Andrew came with me this time, it was his first John Butler experience and he was thoroughly impressed with the talent on display. This first thing that hits you is the array of unique sounds he manages to draw from his guitars, superb. Once the first song or two are over, you then get to appreciate just how hard he is playing when he starts ramping up into some of the faster songs – wow. As the concert progresses, the other band members are taking more and more of a role, until at times they are the sole focus of the music and John is backing them.

Even though we were outside with a huge audience, John still drew you in. At one point, he unplugged the leads from his guitar, walked to centre stage and played Peaches & Cream into a single microphone. He asked the audience to try and remain quiet and it was, as before, brilliant. There was another instance where John was backing the drummer and he is literally urging the drummer to go harder and faster. That was a display of absolute percussion talent – I think everyone was lifting their jaws, the roar of the crowd when it finished certainly backed that.

The three photos were taken by Andrew on my Sony Ericsson K750i mobile:

There are songs on the Sunrise Over Sea album where John’s guitaring has you in awe, however as impressive as it is, it isn’t a scratch on what he delivers on stage. John has an absolute gift for the guitar, which is hard to explain unless heard live.

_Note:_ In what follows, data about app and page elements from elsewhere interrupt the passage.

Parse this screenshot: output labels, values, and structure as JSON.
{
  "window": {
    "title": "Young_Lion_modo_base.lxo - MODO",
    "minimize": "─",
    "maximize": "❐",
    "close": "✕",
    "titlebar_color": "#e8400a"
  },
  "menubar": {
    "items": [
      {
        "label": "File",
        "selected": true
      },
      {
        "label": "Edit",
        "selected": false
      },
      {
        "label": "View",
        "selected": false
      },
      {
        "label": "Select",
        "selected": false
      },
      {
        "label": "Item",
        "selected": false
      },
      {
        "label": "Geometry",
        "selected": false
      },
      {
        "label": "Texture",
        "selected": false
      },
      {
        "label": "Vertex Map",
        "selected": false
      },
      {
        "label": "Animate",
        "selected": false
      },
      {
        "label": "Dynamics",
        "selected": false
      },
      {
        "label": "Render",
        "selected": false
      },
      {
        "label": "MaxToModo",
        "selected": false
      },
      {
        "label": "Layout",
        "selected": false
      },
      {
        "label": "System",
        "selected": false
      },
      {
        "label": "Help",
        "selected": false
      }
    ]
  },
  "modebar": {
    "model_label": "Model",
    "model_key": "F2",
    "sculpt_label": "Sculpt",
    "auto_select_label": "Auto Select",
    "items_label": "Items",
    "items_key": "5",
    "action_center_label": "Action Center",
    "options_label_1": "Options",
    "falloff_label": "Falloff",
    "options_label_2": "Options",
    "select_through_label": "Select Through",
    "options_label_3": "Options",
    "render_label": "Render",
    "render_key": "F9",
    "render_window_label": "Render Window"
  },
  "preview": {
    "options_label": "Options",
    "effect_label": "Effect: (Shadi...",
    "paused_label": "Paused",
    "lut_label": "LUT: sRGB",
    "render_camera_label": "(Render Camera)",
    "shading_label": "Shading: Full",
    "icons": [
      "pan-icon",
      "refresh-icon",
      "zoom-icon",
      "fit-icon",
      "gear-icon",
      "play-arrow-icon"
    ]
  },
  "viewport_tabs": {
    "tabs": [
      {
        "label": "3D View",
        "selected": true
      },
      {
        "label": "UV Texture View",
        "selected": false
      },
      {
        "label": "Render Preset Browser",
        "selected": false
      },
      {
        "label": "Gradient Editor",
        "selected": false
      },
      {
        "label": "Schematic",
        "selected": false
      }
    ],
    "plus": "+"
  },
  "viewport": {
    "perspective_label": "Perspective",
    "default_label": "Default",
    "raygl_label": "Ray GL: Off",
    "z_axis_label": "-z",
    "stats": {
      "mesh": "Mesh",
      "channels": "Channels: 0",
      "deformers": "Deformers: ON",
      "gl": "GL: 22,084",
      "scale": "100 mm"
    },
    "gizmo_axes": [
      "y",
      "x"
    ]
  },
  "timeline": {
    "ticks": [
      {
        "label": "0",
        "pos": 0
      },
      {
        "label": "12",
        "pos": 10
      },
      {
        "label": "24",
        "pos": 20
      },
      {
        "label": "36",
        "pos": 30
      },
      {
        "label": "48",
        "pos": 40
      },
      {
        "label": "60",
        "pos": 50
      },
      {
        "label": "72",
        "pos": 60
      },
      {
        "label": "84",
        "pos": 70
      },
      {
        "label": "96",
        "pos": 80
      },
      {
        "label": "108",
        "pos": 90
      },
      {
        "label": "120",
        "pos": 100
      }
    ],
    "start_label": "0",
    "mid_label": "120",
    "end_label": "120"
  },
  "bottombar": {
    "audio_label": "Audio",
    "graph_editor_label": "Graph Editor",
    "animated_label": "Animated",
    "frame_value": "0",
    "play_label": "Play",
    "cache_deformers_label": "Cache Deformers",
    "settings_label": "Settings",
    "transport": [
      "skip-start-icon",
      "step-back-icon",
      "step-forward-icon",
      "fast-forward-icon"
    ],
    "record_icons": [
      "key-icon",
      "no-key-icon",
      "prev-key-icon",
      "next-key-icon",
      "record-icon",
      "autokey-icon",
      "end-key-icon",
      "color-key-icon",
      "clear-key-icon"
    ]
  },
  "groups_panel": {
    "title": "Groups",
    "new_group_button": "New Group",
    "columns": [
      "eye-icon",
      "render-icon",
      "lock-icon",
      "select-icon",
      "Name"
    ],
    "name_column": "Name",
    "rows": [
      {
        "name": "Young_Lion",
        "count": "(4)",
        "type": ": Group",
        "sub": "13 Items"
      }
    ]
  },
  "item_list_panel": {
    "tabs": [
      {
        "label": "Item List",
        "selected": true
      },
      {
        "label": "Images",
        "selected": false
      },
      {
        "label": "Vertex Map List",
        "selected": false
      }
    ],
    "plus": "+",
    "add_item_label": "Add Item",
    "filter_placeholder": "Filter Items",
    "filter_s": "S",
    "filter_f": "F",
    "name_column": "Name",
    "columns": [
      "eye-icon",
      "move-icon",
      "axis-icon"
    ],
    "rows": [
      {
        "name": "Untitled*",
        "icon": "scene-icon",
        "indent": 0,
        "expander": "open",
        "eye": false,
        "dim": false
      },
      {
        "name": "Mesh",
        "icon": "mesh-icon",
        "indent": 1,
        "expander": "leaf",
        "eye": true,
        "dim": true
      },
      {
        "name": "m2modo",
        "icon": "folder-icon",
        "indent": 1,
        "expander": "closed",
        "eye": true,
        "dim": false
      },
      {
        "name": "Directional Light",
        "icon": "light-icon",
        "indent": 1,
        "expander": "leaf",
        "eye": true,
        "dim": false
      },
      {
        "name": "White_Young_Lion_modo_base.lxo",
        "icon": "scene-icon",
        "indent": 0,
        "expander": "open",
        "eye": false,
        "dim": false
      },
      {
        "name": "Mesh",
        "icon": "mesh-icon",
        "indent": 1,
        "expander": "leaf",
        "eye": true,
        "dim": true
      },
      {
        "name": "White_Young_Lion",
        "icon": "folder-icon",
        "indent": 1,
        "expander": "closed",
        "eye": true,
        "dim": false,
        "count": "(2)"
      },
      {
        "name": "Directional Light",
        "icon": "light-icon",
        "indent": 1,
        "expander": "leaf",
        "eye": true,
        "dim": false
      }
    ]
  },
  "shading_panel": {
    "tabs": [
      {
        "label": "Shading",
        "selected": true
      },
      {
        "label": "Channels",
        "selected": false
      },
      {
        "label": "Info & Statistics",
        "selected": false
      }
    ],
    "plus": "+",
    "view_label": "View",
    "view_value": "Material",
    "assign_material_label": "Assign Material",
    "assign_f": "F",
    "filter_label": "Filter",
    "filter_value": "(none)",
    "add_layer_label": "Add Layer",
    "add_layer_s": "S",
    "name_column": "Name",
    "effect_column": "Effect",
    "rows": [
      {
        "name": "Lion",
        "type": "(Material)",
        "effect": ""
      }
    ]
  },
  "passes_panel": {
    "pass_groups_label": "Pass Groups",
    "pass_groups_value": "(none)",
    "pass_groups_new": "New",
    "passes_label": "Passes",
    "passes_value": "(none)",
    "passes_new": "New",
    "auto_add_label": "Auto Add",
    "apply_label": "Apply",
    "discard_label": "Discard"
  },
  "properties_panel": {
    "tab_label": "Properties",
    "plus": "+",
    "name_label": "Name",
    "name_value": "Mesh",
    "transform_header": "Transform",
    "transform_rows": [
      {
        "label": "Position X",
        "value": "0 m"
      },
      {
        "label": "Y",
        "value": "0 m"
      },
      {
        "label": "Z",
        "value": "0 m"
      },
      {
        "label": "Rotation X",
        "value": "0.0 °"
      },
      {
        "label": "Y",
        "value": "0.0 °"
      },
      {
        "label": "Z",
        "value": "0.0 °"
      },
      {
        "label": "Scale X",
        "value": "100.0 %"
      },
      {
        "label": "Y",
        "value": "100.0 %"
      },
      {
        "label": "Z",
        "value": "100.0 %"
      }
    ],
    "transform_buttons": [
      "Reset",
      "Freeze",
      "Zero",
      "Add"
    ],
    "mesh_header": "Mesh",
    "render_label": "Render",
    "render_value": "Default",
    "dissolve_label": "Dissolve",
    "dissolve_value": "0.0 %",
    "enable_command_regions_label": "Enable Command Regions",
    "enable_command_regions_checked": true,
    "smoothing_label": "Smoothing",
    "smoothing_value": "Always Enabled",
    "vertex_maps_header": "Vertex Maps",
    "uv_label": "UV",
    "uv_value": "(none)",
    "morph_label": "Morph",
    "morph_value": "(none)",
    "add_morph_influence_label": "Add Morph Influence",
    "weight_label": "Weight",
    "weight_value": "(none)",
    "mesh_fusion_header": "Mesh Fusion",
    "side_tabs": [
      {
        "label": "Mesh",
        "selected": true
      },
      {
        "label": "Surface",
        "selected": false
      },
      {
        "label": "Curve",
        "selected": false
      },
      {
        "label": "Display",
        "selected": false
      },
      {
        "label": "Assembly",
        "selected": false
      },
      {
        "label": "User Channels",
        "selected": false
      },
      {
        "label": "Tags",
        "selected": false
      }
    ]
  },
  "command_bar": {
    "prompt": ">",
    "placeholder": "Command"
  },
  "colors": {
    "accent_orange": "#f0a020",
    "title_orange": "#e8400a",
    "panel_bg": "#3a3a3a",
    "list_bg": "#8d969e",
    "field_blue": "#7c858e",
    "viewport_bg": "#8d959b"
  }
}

If you ever get the chance to see him live at a town near you, I would whole heartedly recommend you purchase the best tickets you can get your hands on and enjoy the ride – pure brilliance.

Yahoo! Purchases

The ever popular social bookingmarking site has been purchased by Yahoo!. allows its users to create bookmarks, however since it is web based, they follow you everywhere. That in itself isn’t what makes powerful though, it’s the community driven aspect of it. People bookmark a site because it is useful to them in some way, so in short is providing a huge shortlist of excellent bookmarks cultivated by other internet users.

The site also allows its users to categorise their bookmarks and tag them. A tag is generally a very specific category, so while you might categorise something as programming – you might tag it as JavaScript, XML, CSS, and AJAX. The user specifies the categories and tags, so they are naturally grown – not specified by the team. As such, the categories and tags should make more sense to more people, as its the community that is powering the growth of the categories and tags. The more people link to a particular resource in their bookmark list, it increases the popularity of that link – in essence making it important in that group or collection of tags.

The acquisition of is the second such purchase for Yahoo! this year, after acquiring Flickr toward the end of March 2005. Flickr is a social image sharing website, where they allow their users to categorise and tag photos. Clearly Yahoo! can see an incredible market in the community or has a use for the tagging type nature of these sites as they supposedly paid between US$30-40 million for each of them.

Congratulations to the founders of both of these sites, it just goes to show what a good idea and some leg work can get for you.